One material is labeled as a nitrification inhibitor to slow the conversion of ammonium to nitrate. Nitrapyrin, the active ingredient in N-Serve‰ and Stay N 2000", inhibits (temporarily slows, but does not stop) the nitrification process at the conversion of ammonium to nitrite (Figure 1). By slowing nitrification, nitrapyrin slows the formation of nitrate. If more ammonium remains in the soil during a wet period then less nitrate is present and subject to loss. Nitrapyrin is not foolproof. It is degraded predominantly in soil by chemical hydrolysis, which lessens effectiveness over time. Degradation is temperature dependent, so warm soils that speed nitrification also speed nitrapyrin breakdown, which means effectiveness is lower, nitrification reestablishes more quickly, and longevity is shorter. An example of the effect of fall application timing (and late fall soil temperature) on ammonium remaining from anhydrous ammonia application with and without nitrapyrin is shown in Table 2 (this is one example, and the amount of ammonium remaining can change dramatically depending upon the soil, time of application, and soil temperature in the fall and spring). Also, the impact of a nitrification inhibitor on nitrogen loss is solely dependent on substantially more ammonium being present during an excessively wet period. If wet soils occur after the inhibitor looses its ability to effectively enhance ammonium remaining (for instance, often by early- to mid-May for fall ammonia application) then it will have no real impact.

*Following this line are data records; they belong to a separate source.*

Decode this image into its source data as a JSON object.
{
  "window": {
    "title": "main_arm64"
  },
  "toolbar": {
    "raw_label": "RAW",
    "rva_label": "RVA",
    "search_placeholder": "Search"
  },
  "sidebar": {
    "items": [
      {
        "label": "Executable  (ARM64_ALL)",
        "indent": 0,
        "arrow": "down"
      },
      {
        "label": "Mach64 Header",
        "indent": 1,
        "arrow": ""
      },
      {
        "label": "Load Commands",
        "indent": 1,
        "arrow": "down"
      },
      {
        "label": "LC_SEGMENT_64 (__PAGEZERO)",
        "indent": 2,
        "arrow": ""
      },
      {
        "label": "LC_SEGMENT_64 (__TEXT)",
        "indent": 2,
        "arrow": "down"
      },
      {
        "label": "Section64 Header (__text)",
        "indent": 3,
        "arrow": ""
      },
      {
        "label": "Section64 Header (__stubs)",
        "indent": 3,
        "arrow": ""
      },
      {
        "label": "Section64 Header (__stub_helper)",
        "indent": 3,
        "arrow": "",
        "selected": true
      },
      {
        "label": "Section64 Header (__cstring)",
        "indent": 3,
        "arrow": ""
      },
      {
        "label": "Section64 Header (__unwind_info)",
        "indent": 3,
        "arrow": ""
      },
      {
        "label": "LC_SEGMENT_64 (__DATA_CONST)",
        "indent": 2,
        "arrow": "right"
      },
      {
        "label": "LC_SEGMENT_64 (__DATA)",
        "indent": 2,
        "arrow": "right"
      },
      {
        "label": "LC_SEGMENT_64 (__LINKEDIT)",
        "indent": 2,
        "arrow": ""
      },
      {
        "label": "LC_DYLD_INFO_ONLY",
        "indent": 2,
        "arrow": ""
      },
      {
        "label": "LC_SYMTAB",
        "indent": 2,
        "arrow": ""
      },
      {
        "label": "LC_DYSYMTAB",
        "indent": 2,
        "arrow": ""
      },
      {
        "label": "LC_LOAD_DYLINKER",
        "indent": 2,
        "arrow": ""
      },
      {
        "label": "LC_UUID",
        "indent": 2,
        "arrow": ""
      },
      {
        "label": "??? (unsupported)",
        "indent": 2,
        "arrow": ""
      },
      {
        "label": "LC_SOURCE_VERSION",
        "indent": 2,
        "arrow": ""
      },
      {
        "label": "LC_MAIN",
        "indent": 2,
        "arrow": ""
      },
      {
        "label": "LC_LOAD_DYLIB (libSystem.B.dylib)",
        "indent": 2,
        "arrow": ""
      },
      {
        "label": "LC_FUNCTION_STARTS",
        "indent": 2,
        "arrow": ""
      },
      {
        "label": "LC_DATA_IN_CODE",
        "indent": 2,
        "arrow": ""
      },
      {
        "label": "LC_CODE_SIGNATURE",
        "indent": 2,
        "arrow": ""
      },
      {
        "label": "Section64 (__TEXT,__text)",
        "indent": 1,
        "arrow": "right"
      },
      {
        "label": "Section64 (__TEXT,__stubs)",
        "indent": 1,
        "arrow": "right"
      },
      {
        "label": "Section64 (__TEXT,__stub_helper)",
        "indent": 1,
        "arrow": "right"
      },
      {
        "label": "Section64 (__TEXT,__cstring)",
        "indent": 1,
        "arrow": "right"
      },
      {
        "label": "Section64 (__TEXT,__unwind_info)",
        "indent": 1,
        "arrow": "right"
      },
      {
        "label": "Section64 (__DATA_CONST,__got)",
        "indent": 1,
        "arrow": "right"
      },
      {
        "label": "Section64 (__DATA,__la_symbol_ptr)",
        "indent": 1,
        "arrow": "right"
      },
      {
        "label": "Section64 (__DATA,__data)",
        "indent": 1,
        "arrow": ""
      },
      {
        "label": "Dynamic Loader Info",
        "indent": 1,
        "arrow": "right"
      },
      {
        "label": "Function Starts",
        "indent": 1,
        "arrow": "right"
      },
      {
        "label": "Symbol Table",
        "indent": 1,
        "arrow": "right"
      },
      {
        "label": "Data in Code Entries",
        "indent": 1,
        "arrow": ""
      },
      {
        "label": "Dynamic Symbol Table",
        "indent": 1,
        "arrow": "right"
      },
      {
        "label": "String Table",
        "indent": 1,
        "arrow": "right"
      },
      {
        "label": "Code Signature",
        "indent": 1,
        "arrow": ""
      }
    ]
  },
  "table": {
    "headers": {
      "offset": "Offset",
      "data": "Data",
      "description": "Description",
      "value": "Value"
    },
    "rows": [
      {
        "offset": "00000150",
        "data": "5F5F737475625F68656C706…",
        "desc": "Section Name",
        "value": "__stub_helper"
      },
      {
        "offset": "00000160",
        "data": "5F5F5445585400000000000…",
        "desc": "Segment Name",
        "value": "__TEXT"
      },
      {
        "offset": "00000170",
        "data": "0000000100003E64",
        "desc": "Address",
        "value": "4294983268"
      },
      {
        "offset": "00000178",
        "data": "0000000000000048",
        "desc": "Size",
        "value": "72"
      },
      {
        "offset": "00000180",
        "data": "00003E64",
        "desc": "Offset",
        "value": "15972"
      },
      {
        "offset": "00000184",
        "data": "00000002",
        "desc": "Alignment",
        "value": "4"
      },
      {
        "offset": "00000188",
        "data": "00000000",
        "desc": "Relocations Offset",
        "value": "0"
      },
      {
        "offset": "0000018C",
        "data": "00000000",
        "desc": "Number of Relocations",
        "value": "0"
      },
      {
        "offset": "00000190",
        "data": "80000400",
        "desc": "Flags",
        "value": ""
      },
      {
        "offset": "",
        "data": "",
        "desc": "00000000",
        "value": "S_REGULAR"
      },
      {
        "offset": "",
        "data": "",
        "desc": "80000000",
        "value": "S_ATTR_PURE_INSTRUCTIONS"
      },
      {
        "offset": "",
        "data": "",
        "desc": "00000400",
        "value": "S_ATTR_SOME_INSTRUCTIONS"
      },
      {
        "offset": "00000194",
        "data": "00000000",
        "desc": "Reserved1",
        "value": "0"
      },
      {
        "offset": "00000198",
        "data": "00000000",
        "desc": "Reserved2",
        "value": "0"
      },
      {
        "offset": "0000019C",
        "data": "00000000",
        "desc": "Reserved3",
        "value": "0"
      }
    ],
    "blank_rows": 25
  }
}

Waiting for cold soils or use of a nitrification inhibitor does not guarantee that fall-applied ammonia will be a successful application practice. Warm fall conditions might occur, or warm and wet conditions may occur the next spring (a time period with historically high potential for wet soils and nitrate loss is May through June). However, if you decide to apply anhydrous ammonia in the fall then waiting until soils are cold is better than applying early.
Table 1. Influence of soil temperature on nitrification.
|Temperature Sequence||% Nitrification|
|Continuous at 80°F for 24 days||100|
|12 Days at 80°F-12 days at 40°F||96|
|8 Days at 80°F-8 days at 60°F-8 days at 40°F||74|
|12 Days at 40°F-12 days at 80°F||62|
|Continuous at 60°F for 24 days||59|
|8 Days at 60°F-8 days at 80°F-8 days at 40°F||56|
|8 Days at 40°F-8 days at 60°F-8 days at 80°F||45|
|Continuous at 40°F for 24 days||29|
Ammonium sulfate nitrification after 24 days. Soils held at either constant temperature (80, 60, or 40°F) for 24 days, or the temperature varied (between 80, 60, and 40°F sequences) by 8- or 12-day intervals over the 24 days.
Adapted from Chandra, P. 1962. Note on the effect of shifting temperatures on nitrification in a loam soil. Can. J. Soil Sci. 42:314-315.
Table 2. Example of ammonium remaining from fall anhydrous ammonia application.
|Dec. 8||Apr. 2||May 3|
|Application||Nitrapyrin||% NH4-N Remaining|
|Nov. 7 (>50°F)||No||39||19||3|
|Nov. 18 (<50°F)||No||40||33||7|
Adapted from Sawyer, J.E. 1984. Nitrification of ammonium nitrogen as affected by the time of application, location, temperature, and nitrification inhibitors. M.S. Thesis, Univ. of Illinois, Urbana, IL.
This article originally appeared on pages 191-192 of the IC-486(23) -- October 22, 2001 issue.